Report all lines of the data below that hold the word "JSON".

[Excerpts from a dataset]
>>

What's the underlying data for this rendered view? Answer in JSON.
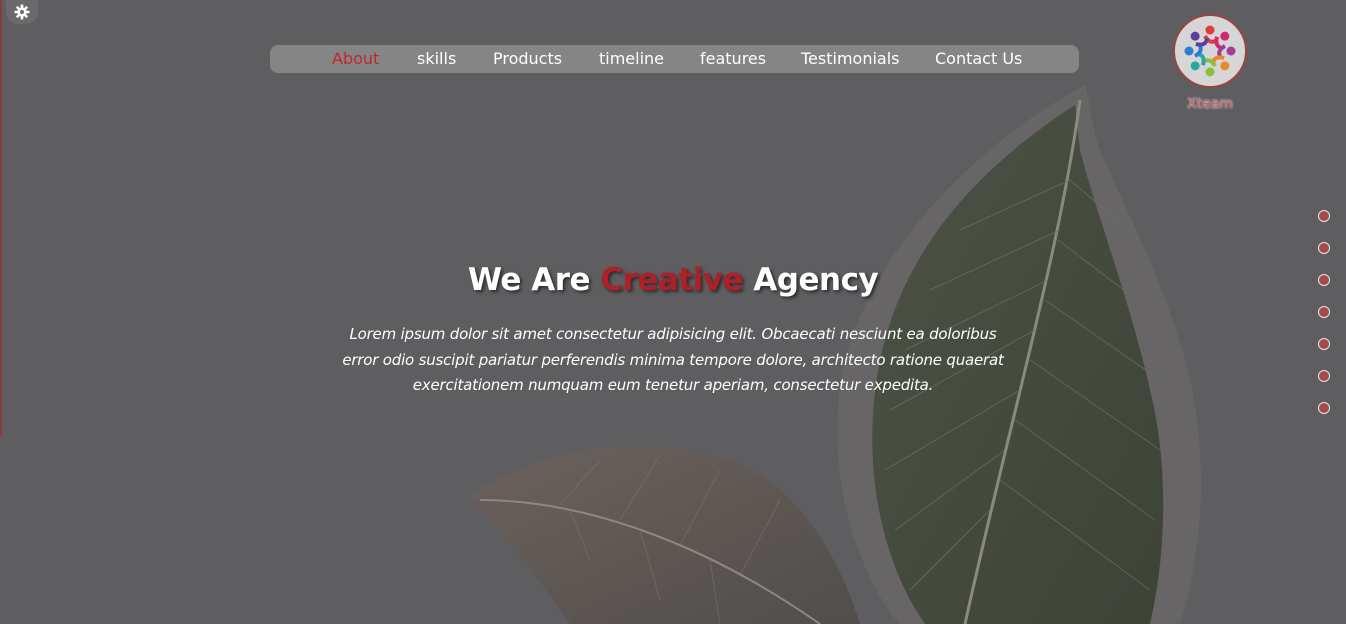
{
  "settings": {
    "icon": "gear-icon"
  },
  "nav": {
    "items": [
      {
        "label": "About",
        "active": true
      },
      {
        "label": "skills",
        "active": false
      },
      {
        "label": "Products",
        "active": false
      },
      {
        "label": "timeline",
        "active": false
      },
      {
        "label": "features",
        "active": false
      },
      {
        "label": "Testimonials",
        "active": false
      },
      {
        "label": "Contact Us",
        "active": false
      }
    ]
  },
  "logo": {
    "text": "Xteam"
  },
  "hero": {
    "title_before": "We Are",
    "title_accent": "Creative",
    "title_after": "Agency",
    "text": "Lorem ipsum dolor sit amet consectetur adipisicing elit. Obcaecati nesciunt ea doloribus error odio suscipit pariatur perferendis minima tempore dolore, architecto ratione quaerat exercitationem numquam eum tenetur aperiam, consectetur expedita."
  },
  "colors": {
    "accent": "#b01f28",
    "overlay": "#5e5e61",
    "bullet": "#a24a4e"
  },
  "bullets": {
    "count": 7
  }
}
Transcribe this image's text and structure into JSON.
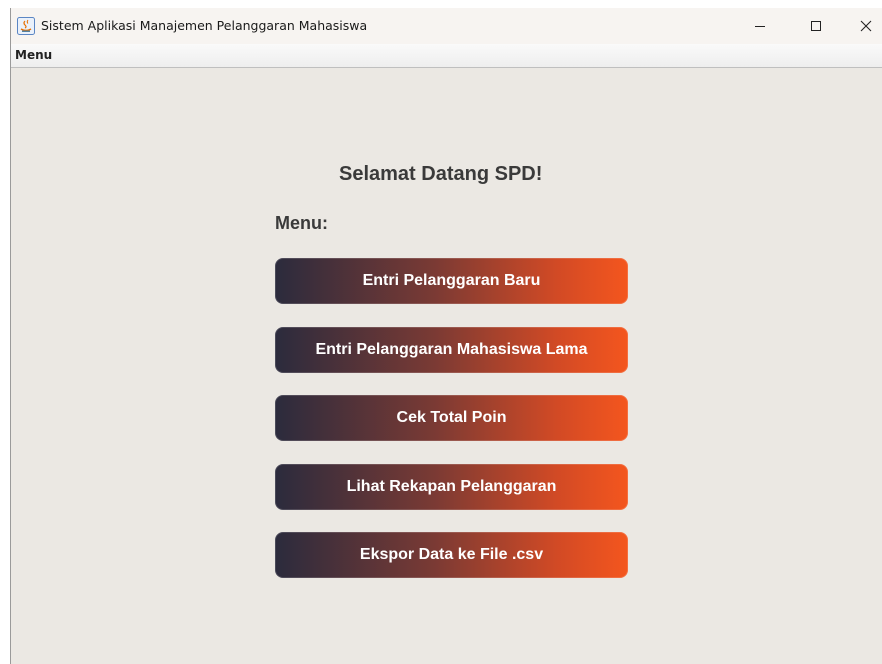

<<

- **WRITTEN SOLUTION**:
What's the underlying data for this rendered view? Answer in JSON.
Transcribe this image's text and structure into JSON.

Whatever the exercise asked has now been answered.